» Work task: The answer must restate the listing word for word, without its images.

++++ Data records

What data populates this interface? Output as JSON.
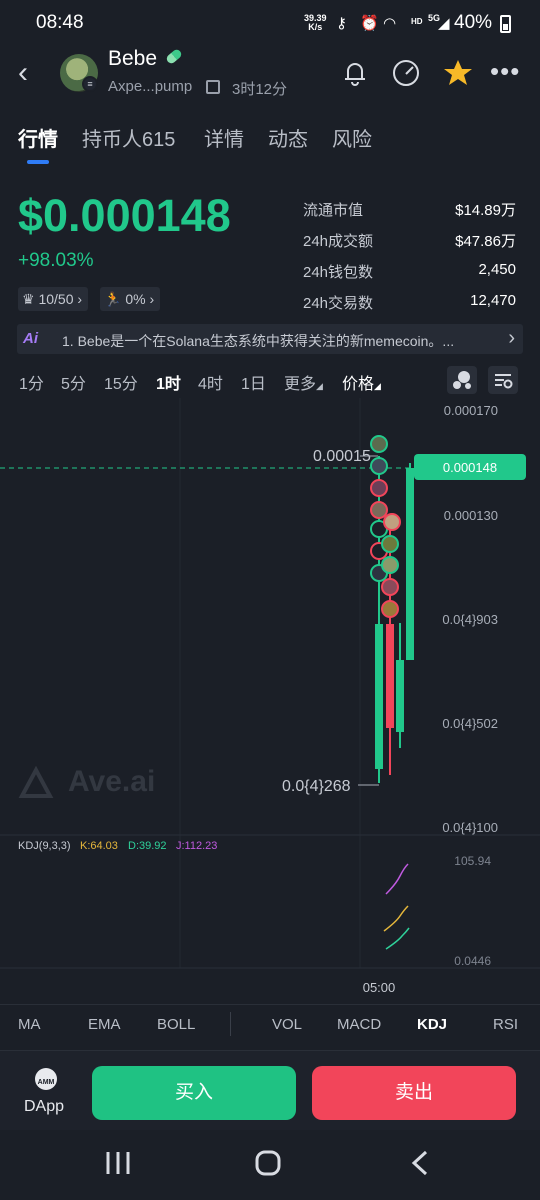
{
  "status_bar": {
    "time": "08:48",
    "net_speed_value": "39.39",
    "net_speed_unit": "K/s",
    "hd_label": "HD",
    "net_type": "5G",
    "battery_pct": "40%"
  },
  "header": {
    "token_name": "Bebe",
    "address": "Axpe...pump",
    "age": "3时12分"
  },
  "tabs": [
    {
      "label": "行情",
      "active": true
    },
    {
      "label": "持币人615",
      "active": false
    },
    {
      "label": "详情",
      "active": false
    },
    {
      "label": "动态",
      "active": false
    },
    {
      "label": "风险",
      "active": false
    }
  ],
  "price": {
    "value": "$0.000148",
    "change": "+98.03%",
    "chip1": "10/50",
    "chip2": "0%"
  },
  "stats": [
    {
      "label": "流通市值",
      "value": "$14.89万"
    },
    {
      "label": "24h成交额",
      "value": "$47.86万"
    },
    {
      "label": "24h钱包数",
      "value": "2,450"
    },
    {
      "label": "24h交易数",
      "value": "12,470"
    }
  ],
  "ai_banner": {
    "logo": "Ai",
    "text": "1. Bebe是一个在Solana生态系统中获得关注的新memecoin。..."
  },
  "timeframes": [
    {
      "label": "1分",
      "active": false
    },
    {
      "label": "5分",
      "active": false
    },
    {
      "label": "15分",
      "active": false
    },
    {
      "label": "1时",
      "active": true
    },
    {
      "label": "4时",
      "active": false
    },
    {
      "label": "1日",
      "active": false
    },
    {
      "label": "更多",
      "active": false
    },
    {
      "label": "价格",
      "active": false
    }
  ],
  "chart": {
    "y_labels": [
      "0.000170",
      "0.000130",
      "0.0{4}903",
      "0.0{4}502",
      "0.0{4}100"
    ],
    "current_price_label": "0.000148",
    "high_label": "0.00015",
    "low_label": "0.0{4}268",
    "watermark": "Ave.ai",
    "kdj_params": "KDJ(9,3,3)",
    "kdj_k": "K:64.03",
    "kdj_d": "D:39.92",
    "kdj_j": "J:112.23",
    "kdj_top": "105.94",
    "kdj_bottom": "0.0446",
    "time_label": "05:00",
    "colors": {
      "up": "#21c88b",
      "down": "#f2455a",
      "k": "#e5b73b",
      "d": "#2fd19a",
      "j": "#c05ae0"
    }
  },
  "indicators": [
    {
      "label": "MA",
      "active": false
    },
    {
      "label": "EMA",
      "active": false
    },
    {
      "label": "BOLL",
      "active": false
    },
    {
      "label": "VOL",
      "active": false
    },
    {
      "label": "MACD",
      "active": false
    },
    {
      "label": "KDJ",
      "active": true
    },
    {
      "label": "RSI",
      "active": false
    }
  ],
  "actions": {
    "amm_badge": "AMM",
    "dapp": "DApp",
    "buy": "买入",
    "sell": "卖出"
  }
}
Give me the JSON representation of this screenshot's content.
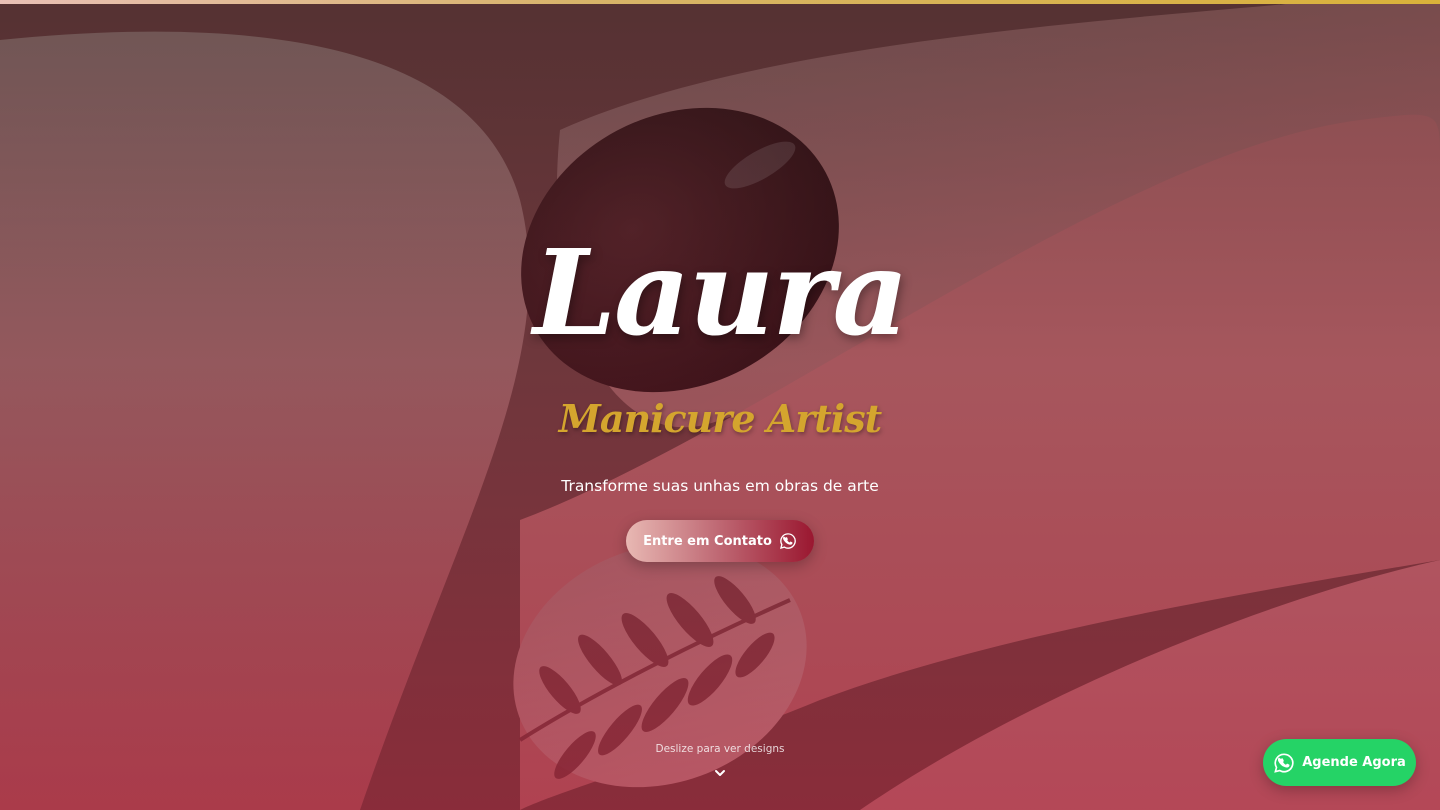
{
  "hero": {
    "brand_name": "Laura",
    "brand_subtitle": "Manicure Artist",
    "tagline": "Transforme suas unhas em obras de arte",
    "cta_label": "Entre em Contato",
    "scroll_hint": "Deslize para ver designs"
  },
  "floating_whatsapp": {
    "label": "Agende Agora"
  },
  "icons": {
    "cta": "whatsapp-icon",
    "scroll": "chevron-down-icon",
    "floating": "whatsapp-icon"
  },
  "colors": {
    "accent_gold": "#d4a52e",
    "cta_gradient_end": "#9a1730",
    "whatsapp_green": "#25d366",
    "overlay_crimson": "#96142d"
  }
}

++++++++

» Expected answer:
What data populates this interface? Output as JSON.
{
  "status_bar": {
    "time": "08:48",
    "net_speed_value": "39.39",
    "net_speed_unit": "K/s",
    "hd_label": "HD",
    "net_type": "5G",
    "battery_pct": "40%"
  },
  "header": {
    "token_name": "Bebe",
    "address": "Axpe...pump",
    "age": "3时12分"
  },
  "tabs": [
    {
      "label": "行情",
      "active": true
    },
    {
      "label": "持币人615",
      "active": false
    },
    {
      "label": "详情",
      "active": false
    },
    {
      "label": "动态",
      "active": false
    },
    {
      "label": "风险",
      "active": false
    }
  ],
  "price": {
    "value": "$0.000148",
    "change": "+98.03%",
    "chip1": "10/50",
    "chip2": "0%"
  },
  "stats": [
    {
      "label": "流通市值",
      "value": "$14.89万"
    },
    {
      "label": "24h成交额",
      "value": "$47.86万"
    },
    {
      "label": "24h钱包数",
      "value": "2,450"
    },
    {
      "label": "24h交易数",
      "value": "12,470"
    }
  ],
  "ai_banner": {
    "logo": "Ai",
    "text": "1. Bebe是一个在Solana生态系统中获得关注的新memecoin。..."
  },
  "timeframes": [
    {
      "label": "1分",
      "active": false
    },
    {
      "label": "5分",
      "active": false
    },
    {
      "label": "15分",
      "active": false
    },
    {
      "label": "1时",
      "active": true
    },
    {
      "label": "4时",
      "active": false
    },
    {
      "label": "1日",
      "active": false
    },
    {
      "label": "更多",
      "active": false
    },
    {
      "label": "价格",
      "active": false
    }
  ],
  "chart": {
    "y_labels": [
      "0.000170",
      "0.000130",
      "0.0{4}903",
      "0.0{4}502",
      "0.0{4}100"
    ],
    "current_price_label": "0.000148",
    "high_label": "0.00015",
    "low_label": "0.0{4}268",
    "watermark": "Ave.ai",
    "kdj_params": "KDJ(9,3,3)",
    "kdj_k": "K:64.03",
    "kdj_d": "D:39.92",
    "kdj_j": "J:112.23",
    "kdj_top": "105.94",
    "kdj_bottom": "0.0446",
    "time_label": "05:00",
    "colors": {
      "up": "#21c88b",
      "down": "#f2455a",
      "k": "#e5b73b",
      "d": "#2fd19a",
      "j": "#c05ae0"
    }
  },
  "indicators": [
    {
      "label": "MA",
      "active": false
    },
    {
      "label": "EMA",
      "active": false
    },
    {
      "label": "BOLL",
      "active": false
    },
    {
      "label": "VOL",
      "active": false
    },
    {
      "label": "MACD",
      "active": false
    },
    {
      "label": "KDJ",
      "active": true
    },
    {
      "label": "RSI",
      "active": false
    }
  ],
  "actions": {
    "amm_badge": "AMM",
    "dapp": "DApp",
    "buy": "买入",
    "sell": "卖出"
  }
}
Give me the JSON representation of this screenshot's content.
{
  "hero": {
    "brand_name": "Laura",
    "brand_subtitle": "Manicure Artist",
    "tagline": "Transforme suas unhas em obras de arte",
    "cta_label": "Entre em Contato",
    "scroll_hint": "Deslize para ver designs"
  },
  "floating_whatsapp": {
    "label": "Agende Agora"
  },
  "icons": {
    "cta": "whatsapp-icon",
    "scroll": "chevron-down-icon",
    "floating": "whatsapp-icon"
  },
  "colors": {
    "accent_gold": "#d4a52e",
    "cta_gradient_end": "#9a1730",
    "whatsapp_green": "#25d366",
    "overlay_crimson": "#96142d"
  }
}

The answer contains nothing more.